▶ **Task details**
Once the pictures are set aside, repeat all of the data below exactly.

[Working data Boundary: Start]

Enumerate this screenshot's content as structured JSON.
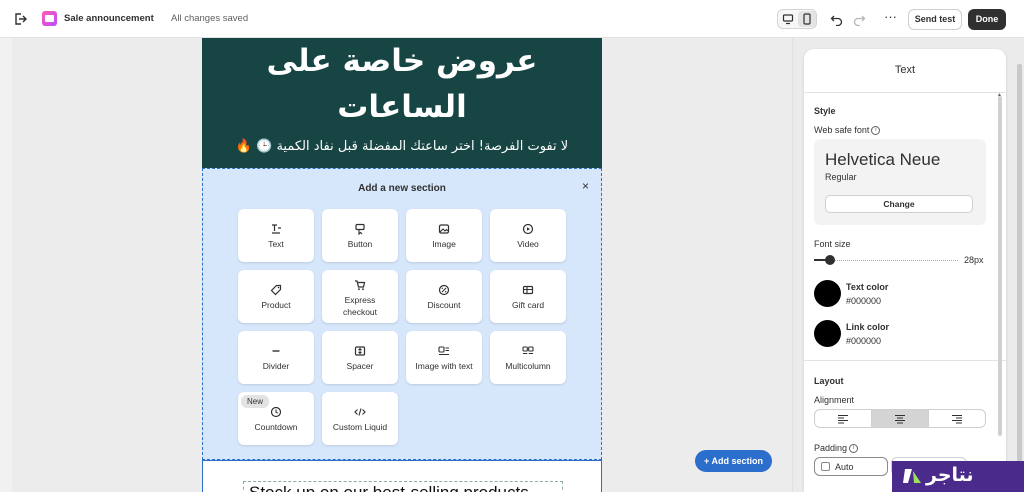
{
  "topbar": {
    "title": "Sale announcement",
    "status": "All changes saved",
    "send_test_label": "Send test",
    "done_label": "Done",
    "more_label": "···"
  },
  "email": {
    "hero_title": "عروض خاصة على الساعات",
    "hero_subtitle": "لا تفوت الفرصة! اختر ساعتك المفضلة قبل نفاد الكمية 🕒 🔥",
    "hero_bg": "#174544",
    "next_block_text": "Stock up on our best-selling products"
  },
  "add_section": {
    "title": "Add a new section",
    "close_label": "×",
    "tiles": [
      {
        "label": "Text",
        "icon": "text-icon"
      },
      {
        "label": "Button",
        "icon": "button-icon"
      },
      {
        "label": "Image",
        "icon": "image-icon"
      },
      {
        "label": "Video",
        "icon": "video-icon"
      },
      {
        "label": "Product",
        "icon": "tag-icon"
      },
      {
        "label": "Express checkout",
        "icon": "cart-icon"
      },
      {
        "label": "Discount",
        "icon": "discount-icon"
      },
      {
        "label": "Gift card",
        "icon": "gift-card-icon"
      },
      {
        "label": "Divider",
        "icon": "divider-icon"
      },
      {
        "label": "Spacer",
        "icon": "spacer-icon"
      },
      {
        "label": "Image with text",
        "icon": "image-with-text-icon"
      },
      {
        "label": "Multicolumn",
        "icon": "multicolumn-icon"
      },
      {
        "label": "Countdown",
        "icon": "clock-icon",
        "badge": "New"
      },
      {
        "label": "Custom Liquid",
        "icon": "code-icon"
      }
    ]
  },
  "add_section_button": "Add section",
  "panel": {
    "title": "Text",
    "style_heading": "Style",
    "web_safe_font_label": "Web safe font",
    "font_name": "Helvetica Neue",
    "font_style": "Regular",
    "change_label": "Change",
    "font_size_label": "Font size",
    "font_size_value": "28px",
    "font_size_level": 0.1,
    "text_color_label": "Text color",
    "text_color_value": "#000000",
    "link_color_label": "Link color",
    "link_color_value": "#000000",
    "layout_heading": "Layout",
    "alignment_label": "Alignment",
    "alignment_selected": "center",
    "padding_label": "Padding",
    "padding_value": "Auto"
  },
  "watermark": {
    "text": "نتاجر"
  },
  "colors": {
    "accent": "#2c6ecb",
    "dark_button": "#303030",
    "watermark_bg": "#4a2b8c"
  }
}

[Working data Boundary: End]

▶ **Response to the task**
Enumerate this screenshot's content as structured JSON.
{
  "topbar": {
    "title": "Sale announcement",
    "status": "All changes saved",
    "send_test_label": "Send test",
    "done_label": "Done",
    "more_label": "···"
  },
  "email": {
    "hero_title": "عروض خاصة على الساعات",
    "hero_subtitle": "لا تفوت الفرصة! اختر ساعتك المفضلة قبل نفاد الكمية 🕒 🔥",
    "hero_bg": "#174544",
    "next_block_text": "Stock up on our best-selling products"
  },
  "add_section": {
    "title": "Add a new section",
    "close_label": "×",
    "tiles": [
      {
        "label": "Text",
        "icon": "text-icon"
      },
      {
        "label": "Button",
        "icon": "button-icon"
      },
      {
        "label": "Image",
        "icon": "image-icon"
      },
      {
        "label": "Video",
        "icon": "video-icon"
      },
      {
        "label": "Product",
        "icon": "tag-icon"
      },
      {
        "label": "Express checkout",
        "icon": "cart-icon"
      },
      {
        "label": "Discount",
        "icon": "discount-icon"
      },
      {
        "label": "Gift card",
        "icon": "gift-card-icon"
      },
      {
        "label": "Divider",
        "icon": "divider-icon"
      },
      {
        "label": "Spacer",
        "icon": "spacer-icon"
      },
      {
        "label": "Image with text",
        "icon": "image-with-text-icon"
      },
      {
        "label": "Multicolumn",
        "icon": "multicolumn-icon"
      },
      {
        "label": "Countdown",
        "icon": "clock-icon",
        "badge": "New"
      },
      {
        "label": "Custom Liquid",
        "icon": "code-icon"
      }
    ]
  },
  "add_section_button": "Add section",
  "panel": {
    "title": "Text",
    "style_heading": "Style",
    "web_safe_font_label": "Web safe font",
    "font_name": "Helvetica Neue",
    "font_style": "Regular",
    "change_label": "Change",
    "font_size_label": "Font size",
    "font_size_value": "28px",
    "font_size_level": 0.1,
    "text_color_label": "Text color",
    "text_color_value": "#000000",
    "link_color_label": "Link color",
    "link_color_value": "#000000",
    "layout_heading": "Layout",
    "alignment_label": "Alignment",
    "alignment_selected": "center",
    "padding_label": "Padding",
    "padding_value": "Auto"
  },
  "watermark": {
    "text": "نتاجر"
  },
  "colors": {
    "accent": "#2c6ecb",
    "dark_button": "#303030",
    "watermark_bg": "#4a2b8c"
  }
}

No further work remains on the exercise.